How big should your down payment be when you buy a home? This is a common question buyers have when they start thinking about house hunting and mortgages. Many people wonder how they can best split up the cost of buying a home between their mortgage and their down payment size. Do you have a choice, and does it make a difference?

Your down payment size can have a big impact on your future mortgage payments. Before you think about that, though, you need to consider your credit score. Credit scores can help determine what your down payment needs to be. You can’t decide much else until you know where your credit score stands and what that means for your down payment. How are these two subjects related, you ask? 

Understanding your credit score

Several factors determine your credit score. Most obvious is how you handle the payments you owe – many people associate their payment history with their credit score. Borrowers who have consistently made payments on time and paid more than just the minimum will typically have higher credit scores. Missed or late payments can harm your score, depending on how much you owe and how late the payments are. The age of your credit cards or lines of credit can also affect your score. Lenders want to know you have a good history of making payments, meaning older accounts have an advantage over newer ones with less use.

According to Equifax, a score of 670 is considered “good.” Scores above 670 are ranked even more highly, while scores below 670 enter the lower levels. Every lender will have different criteria for what they consider a good credit score, but this is a general baseline of what your score might mean.

Understanding your down payment

You might already have a good understanding of what down payments are, but here’s a quick refresher. A down payment is the amount of money you contribute to your new home upfront. The remaining balance is paid through your mortgage payments. The higher your down payment, the smaller your mortgage, meaning you have to borrow less from your lender. Generally, this results in paying less interest over time, since your mortgage balance may be smaller. You can read more about down payments here.

How do the two relate?

So, how does your credit score have anything to do with your down payment? A lender needs to determine your risk level before they agree to give you a loan.
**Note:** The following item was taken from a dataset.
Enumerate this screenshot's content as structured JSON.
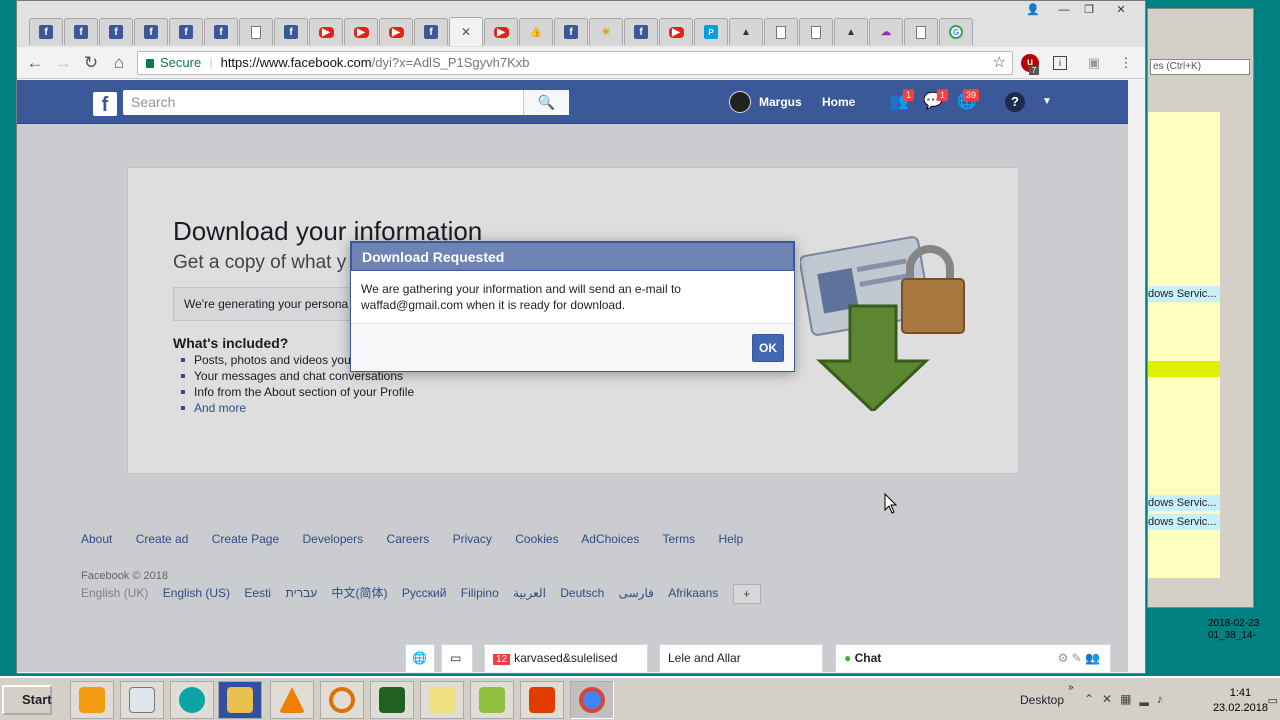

This means they have to figure out how capable you are of making payments on time, and in turn, being a secure investment for them. If your credit score is on the lower side, it implies you may have had troubles with credit and finances in the past. Whether this is because of missed payments or insufficient data, a lender might look at your credit score and decide you’re a higher risk. 

If a lender decides you’d be less likely to make your mortgage payments on time, that doesn’t mean they won’t give you a loan. However, it will mean they’ll require a larger down payment from you to prove you can afford your home. Often, they will ask for a 20 per cent down payment. You will likely encounter higher interest rates to help protect the lender in case of a default.

Should you always put 20 per cent down?

Higher credit scores look more attractive to lenders, so they will require a smaller down payment size from you because they have more trust in your financial security. The minimum down payment can be as low as five per cent. However, many buyers choose to aim for a 20 per cent down payment to avoid default insurance. For one thing, a bigger down payment means securing a smaller mortgage. Since you’re borrowing less from the lender, this will enable you to pay less interest over time. 

A down payment of less than 20 per cent always requires mortgage default insurance. This is insurance to protect the lender in case you can’t make your mortgage payments. If you can put down 20 per cent, it’s a bigger expense up front, but it lets you avoid the cost of default insurance.

Is there ever a time when a smaller down payment size is a good idea? If you plan to enter the market as soon as possible, a smaller down payment takes less time to save up. This means you might be able to buy a home sooner, which can be a good idea in today’s busy market. Since housing prices keep increasing as supply dwindles, it might be worth getting into the market sooner with a smaller down payment.

Speak to a broker!

Your credit score and down payment size have a big impact on your home buying abilities. Don’t make any decisions before consulting me! As a broker, I can walk you through your credit score and how it impacts your eligibility for different down payments and mortgage products. I can also advise you on what a good down payment size might be for you. This is unique to every buyer as it depends on your timeline and housing prices, so be sure to contact me.

If you’re looking to buy a home in this competitive market and need guidance with your down payment, get in touch with me here!